“Your scent says that you don’t want to be approached. The males smell it more than the females, and have been staying the hell away. They don’t want their faces clawed off.”
She had forgotten how primal the Fae were, with their scents and mating and territorial nature. Such a strange contrast to the civilized world beyond the wall of the mountains. “Good,” she wound up saying, though the idea of her having her emotions so easily identifiable was unsettling. It made lying and pretending almost worthless. “I’m not interested in men . . . males.”
His tattoo was vivid in the dappled sunlight that streamed through the canopy as he stared pointedly at her ring. “What happens if you become queen? Will you refuse a potential alliance through marriage?”
An invisible hand seemed to wrap around her throat. She had not let herself consider that possibility, because the weight of a crown and a throne were enough to make her feel like she was in a coffin. The thought of marrying like that, of someone else’s body on hers, someone who was not Chaol . . . She shoved the thought away.
Rowan was baiting her, as he always did. And she still had no plans to take up her uncle’s throne. Her only plan was to do what she’d promised Nehemia. “Nice try,” she said.
His canines gleamed as he smirked. “You’re learning.”
“You get baited by me every now and then, too, you know.”
He gave her a look that said, I let you bait me, in case you haven’t noticed. I’m not some mortal fool.
She wanted to ask why, but being cordial with him—with anyone—was already odd enough. “Where the hell are we going today? We never head west.”
The smirk vanished. “You want to do something useful. So here’s your chance.”
With Celaena in her human form, the bells of some nearby town were heralding three o’clock by the time they reached the pine wood.
She didn’t ask what they were doing here. He’d tell her if he wanted to. Slowing to a prowl, Rowan tracked markers left on trees and stones, and she quietly trailed him, thirsty and hungry and a bit light-headed.
The terrain had shifted: pine needles crunched beneath her boots, and gulls, not songbirds, cried overhead. The sea had to be close. Celaena groaned as a cool breeze kissed her sweaty face, scented with salt and fish and sun-warmed rock. It wasn’t until Rowan halted by a stream that she noticed the reek—and the silence.
The ground had been churned up across the stream, the brush broken and trampled. But Rowan’s attention was fixed on the stream itself, on what had been wedged between the rocks.
Celaena swore. A body. A woman, by the shape of what was left of her, and—
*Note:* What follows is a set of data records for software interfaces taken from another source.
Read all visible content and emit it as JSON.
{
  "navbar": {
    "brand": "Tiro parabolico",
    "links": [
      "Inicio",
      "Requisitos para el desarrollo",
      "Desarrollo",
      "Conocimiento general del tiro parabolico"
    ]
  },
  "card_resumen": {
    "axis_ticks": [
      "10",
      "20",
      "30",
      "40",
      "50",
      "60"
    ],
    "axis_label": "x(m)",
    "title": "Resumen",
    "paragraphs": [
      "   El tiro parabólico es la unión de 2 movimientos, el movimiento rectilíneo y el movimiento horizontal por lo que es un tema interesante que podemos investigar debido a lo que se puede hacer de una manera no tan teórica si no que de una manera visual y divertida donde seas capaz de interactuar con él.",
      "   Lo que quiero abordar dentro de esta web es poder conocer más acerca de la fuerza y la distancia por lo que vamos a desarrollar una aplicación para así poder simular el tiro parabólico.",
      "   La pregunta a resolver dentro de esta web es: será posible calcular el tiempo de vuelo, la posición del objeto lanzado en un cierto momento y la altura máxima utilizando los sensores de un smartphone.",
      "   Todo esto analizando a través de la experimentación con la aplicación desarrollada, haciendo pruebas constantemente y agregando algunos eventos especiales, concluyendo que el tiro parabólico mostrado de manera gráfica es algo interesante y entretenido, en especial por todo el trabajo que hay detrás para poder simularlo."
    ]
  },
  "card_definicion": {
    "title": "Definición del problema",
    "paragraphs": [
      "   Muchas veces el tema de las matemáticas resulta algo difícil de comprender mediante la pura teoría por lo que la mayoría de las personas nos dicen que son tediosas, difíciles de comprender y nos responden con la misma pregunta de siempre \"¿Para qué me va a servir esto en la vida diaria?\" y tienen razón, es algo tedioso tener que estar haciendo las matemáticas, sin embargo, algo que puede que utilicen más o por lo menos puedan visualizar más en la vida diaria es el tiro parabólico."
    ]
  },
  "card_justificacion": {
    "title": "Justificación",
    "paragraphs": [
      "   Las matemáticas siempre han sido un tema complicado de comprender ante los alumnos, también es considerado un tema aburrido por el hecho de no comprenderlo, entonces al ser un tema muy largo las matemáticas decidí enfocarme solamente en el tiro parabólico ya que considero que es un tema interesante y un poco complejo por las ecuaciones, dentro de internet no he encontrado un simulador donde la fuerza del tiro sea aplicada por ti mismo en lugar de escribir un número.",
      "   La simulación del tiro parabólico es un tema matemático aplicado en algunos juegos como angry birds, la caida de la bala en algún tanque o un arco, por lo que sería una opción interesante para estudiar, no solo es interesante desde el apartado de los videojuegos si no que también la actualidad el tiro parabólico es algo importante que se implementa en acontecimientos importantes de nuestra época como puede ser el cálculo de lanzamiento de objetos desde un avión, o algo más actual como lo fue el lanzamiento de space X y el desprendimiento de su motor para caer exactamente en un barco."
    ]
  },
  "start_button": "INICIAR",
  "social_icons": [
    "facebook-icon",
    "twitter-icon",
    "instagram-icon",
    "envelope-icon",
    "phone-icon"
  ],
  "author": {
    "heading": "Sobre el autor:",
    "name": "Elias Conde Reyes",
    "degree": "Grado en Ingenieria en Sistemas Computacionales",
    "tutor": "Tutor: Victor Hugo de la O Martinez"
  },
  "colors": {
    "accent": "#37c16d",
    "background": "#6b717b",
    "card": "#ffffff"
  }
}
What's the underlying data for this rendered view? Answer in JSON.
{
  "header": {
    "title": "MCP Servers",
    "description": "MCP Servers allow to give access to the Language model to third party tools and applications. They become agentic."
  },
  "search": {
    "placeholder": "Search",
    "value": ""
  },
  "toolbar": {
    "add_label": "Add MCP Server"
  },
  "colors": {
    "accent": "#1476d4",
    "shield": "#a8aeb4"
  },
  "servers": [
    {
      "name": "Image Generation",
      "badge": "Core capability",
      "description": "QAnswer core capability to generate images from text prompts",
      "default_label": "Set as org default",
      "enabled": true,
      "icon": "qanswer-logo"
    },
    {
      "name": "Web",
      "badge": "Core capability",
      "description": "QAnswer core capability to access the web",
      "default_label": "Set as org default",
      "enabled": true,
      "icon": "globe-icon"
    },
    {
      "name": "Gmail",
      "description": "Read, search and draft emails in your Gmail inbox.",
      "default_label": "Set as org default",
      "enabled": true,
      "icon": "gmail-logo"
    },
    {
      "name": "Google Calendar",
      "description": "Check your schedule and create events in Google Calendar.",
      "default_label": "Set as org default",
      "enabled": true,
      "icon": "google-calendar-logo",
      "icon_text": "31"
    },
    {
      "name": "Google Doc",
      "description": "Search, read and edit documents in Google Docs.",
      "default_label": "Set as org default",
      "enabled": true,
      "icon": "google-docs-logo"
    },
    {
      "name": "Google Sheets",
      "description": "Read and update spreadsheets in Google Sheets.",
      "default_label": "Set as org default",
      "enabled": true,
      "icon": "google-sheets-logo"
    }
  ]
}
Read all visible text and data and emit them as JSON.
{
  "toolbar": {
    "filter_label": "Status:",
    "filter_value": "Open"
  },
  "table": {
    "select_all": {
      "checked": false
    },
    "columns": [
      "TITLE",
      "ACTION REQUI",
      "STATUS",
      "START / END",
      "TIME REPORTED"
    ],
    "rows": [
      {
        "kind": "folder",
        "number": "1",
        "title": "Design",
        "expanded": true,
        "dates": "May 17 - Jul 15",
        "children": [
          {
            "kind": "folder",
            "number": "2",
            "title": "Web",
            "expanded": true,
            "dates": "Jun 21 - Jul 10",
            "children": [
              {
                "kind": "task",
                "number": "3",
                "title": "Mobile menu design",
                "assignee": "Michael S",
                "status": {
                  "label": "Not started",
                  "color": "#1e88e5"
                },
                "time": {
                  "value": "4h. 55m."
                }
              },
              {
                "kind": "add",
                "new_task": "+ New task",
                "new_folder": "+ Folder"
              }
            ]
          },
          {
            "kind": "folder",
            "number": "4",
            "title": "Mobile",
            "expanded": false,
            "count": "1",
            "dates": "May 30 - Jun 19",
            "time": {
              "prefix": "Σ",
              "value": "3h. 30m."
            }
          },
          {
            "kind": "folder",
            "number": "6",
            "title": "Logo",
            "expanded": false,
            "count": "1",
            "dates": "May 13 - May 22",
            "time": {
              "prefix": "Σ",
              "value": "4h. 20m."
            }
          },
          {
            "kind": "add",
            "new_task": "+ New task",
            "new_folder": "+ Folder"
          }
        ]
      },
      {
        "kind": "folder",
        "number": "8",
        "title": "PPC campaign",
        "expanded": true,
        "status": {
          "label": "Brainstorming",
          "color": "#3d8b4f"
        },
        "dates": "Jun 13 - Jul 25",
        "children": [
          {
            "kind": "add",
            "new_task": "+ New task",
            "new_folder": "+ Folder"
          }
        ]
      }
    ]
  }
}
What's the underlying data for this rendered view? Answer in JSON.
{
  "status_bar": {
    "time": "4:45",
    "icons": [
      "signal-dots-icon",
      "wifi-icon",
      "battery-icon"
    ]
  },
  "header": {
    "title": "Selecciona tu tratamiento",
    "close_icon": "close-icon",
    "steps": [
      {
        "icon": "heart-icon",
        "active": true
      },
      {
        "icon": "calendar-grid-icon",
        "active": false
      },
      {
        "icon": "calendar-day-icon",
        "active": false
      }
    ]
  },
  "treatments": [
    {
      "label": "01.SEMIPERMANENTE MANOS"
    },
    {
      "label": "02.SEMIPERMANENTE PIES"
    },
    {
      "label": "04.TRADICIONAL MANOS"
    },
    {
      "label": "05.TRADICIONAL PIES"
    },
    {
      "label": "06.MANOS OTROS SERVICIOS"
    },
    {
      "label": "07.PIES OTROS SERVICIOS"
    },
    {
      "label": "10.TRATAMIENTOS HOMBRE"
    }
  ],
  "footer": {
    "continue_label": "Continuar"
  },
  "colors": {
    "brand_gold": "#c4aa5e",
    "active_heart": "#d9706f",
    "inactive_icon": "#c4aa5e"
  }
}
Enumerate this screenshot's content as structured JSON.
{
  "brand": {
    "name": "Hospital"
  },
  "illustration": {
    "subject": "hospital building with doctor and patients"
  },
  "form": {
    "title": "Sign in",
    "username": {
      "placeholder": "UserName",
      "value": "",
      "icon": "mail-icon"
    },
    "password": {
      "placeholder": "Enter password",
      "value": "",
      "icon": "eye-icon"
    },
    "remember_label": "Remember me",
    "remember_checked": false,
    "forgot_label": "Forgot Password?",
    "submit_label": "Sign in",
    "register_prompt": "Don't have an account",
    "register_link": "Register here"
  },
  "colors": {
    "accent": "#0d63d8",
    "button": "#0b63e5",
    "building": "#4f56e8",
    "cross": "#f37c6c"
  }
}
As if she had been drained of life, of substance. No wounds, no lacerations or signs of harm, save for a trickle of dried blood from her nose and ears. Her skin was leached of color, withered and dried, her hollowed-out face still stuck in an expression of horror—and sorrow. And the smell—not just the rotting body, but around it . . . the smell . . .